▸ **What you have to do**
For every record below, write out an exact copy.

▸ **Provided data**
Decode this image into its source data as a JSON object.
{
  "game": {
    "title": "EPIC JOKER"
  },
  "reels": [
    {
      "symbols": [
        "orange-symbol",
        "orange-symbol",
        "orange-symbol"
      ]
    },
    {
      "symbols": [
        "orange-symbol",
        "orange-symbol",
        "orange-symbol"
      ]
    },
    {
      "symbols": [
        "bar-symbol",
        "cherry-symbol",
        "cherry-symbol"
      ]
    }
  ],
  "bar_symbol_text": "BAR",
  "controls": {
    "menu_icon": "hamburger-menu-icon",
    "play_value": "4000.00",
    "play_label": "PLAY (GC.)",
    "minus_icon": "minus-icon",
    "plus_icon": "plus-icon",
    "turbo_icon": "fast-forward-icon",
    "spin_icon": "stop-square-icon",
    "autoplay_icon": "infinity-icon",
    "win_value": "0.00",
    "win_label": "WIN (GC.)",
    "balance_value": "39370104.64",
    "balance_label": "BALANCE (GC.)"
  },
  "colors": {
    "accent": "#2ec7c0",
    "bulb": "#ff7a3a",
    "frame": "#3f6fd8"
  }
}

▸ **Result of the exercise**
Decode this image into its source data as a JSON object.
{
  "game": {
    "title": "EPIC JOKER"
  },
  "reels": [
    {
      "symbols": [
        "orange-symbol",
        "orange-symbol",
        "orange-symbol"
      ]
    },
    {
      "symbols": [
        "orange-symbol",
        "orange-symbol",
        "orange-symbol"
      ]
    },
    {
      "symbols": [
        "bar-symbol",
        "cherry-symbol",
        "cherry-symbol"
      ]
    }
  ],
  "bar_symbol_text": "BAR",
  "controls": {
    "menu_icon": "hamburger-menu-icon",
    "play_value": "4000.00",
    "play_label": "PLAY (GC.)",
    "minus_icon": "minus-icon",
    "plus_icon": "plus-icon",
    "turbo_icon": "fast-forward-icon",
    "spin_icon": "stop-square-icon",
    "autoplay_icon": "infinity-icon",
    "win_value": "0.00",
    "win_label": "WIN (GC.)",
    "balance_value": "39370104.64",
    "balance_label": "BALANCE (GC.)"
  },
  "colors": {
    "accent": "#2ec7c0",
    "bulb": "#ff7a3a",
    "frame": "#3f6fd8"
  }
}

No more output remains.